-- Description of the task --
Write out the entries below in full, exactly as given.

START Dataset

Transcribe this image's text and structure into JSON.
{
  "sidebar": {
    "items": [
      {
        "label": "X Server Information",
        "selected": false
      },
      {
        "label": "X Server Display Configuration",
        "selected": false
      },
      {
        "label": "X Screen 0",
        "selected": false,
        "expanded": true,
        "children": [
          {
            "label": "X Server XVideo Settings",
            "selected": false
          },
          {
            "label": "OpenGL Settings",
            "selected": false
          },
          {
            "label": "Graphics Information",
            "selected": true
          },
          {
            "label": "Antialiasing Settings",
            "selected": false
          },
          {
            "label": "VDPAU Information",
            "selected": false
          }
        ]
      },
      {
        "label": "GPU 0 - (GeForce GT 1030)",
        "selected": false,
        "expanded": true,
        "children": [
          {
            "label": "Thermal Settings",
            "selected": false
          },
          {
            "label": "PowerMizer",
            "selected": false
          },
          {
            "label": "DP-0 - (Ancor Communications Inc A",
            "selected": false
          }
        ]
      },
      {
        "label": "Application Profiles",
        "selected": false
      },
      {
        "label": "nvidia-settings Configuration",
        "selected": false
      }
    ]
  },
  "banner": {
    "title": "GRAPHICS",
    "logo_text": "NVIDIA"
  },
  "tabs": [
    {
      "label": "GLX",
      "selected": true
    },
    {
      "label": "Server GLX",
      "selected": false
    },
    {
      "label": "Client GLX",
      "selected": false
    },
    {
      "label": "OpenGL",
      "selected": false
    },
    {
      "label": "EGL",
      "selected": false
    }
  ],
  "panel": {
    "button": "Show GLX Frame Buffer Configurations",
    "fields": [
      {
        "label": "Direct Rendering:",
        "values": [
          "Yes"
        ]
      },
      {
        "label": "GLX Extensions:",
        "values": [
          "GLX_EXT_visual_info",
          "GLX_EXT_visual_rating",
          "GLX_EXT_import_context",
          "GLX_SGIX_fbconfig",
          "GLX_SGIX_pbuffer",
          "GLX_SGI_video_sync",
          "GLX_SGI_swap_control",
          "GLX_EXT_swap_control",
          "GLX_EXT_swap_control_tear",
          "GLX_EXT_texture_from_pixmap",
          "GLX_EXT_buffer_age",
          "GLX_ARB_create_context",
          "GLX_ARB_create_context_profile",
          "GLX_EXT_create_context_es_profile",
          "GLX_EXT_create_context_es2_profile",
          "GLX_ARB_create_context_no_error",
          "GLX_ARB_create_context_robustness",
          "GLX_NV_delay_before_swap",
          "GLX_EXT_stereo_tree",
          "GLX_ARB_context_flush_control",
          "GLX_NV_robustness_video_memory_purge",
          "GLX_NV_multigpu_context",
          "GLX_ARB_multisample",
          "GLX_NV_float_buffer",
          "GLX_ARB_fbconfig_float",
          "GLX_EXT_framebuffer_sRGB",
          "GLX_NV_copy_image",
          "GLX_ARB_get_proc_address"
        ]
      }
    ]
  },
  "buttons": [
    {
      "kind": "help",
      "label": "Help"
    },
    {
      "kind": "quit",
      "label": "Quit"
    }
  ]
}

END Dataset

-- Your solution --
Transcribe this image's text and structure into JSON.
{
  "sidebar": {
    "items": [
      {
        "label": "X Server Information",
        "selected": false
      },
      {
        "label": "X Server Display Configuration",
        "selected": false
      },
      {
        "label": "X Screen 0",
        "selected": false,
        "expanded": true,
        "children": [
          {
            "label": "X Server XVideo Settings",
            "selected": false
          },
          {
            "label": "OpenGL Settings",
            "selected": false
          },
          {
            "label": "Graphics Information",
            "selected": true
          },
          {
            "label": "Antialiasing Settings",
            "selected": false
          },
          {
            "label": "VDPAU Information",
            "selected": false
          }
        ]
      },
      {
        "label": "GPU 0 - (GeForce GT 1030)",
        "selected": false,
        "expanded": true,
        "children": [
          {
            "label": "Thermal Settings",
            "selected": false
          },
          {
            "label": "PowerMizer",
            "selected": false
          },
          {
            "label": "DP-0 - (Ancor Communications Inc A",
            "selected": false
          }
        ]
      },
      {
        "label": "Application Profiles",
        "selected": false
      },
      {
        "label": "nvidia-settings Configuration",
        "selected": false
      }
    ]
  },
  "banner": {
    "title": "GRAPHICS",
    "logo_text": "NVIDIA"
  },
  "tabs": [
    {
      "label": "GLX",
      "selected": true
    },
    {
      "label": "Server GLX",
      "selected": false
    },
    {
      "label": "Client GLX",
      "selected": false
    },
    {
      "label": "OpenGL",
      "selected": false
    },
    {
      "label": "EGL",
      "selected": false
    }
  ],
  "panel": {
    "button": "Show GLX Frame Buffer Configurations",
    "fields": [
      {
        "label": "Direct Rendering:",
        "values": [
          "Yes"
        ]
      },
      {
        "label": "GLX Extensions:",
        "values": [
          "GLX_EXT_visual_info",
          "GLX_EXT_visual_rating",
          "GLX_EXT_import_context",
          "GLX_SGIX_fbconfig",
          "GLX_SGIX_pbuffer",
          "GLX_SGI_video_sync",
          "GLX_SGI_swap_control",
          "GLX_EXT_swap_control",
          "GLX_EXT_swap_control_tear",
          "GLX_EXT_texture_from_pixmap",
          "GLX_EXT_buffer_age",
          "GLX_ARB_create_context",
          "GLX_ARB_create_context_profile",
          "GLX_EXT_create_context_es_profile",
          "GLX_EXT_create_context_es2_profile",
          "GLX_ARB_create_context_no_error",
          "GLX_ARB_create_context_robustness",
          "GLX_NV_delay_before_swap",
          "GLX_EXT_stereo_tree",
          "GLX_ARB_context_flush_control",
          "GLX_NV_robustness_video_memory_purge",
          "GLX_NV_multigpu_context",
          "GLX_ARB_multisample",
          "GLX_NV_float_buffer",
          "GLX_ARB_fbconfig_float",
          "GLX_EXT_framebuffer_sRGB",
          "GLX_NV_copy_image",
          "GLX_ARB_get_proc_address"
        ]
      }
    ]
  },
  "buttons": [
    {
      "kind": "help",
      "label": "Help"
    },
    {
      "kind": "quit",
      "label": "Quit"
    }
  ]
}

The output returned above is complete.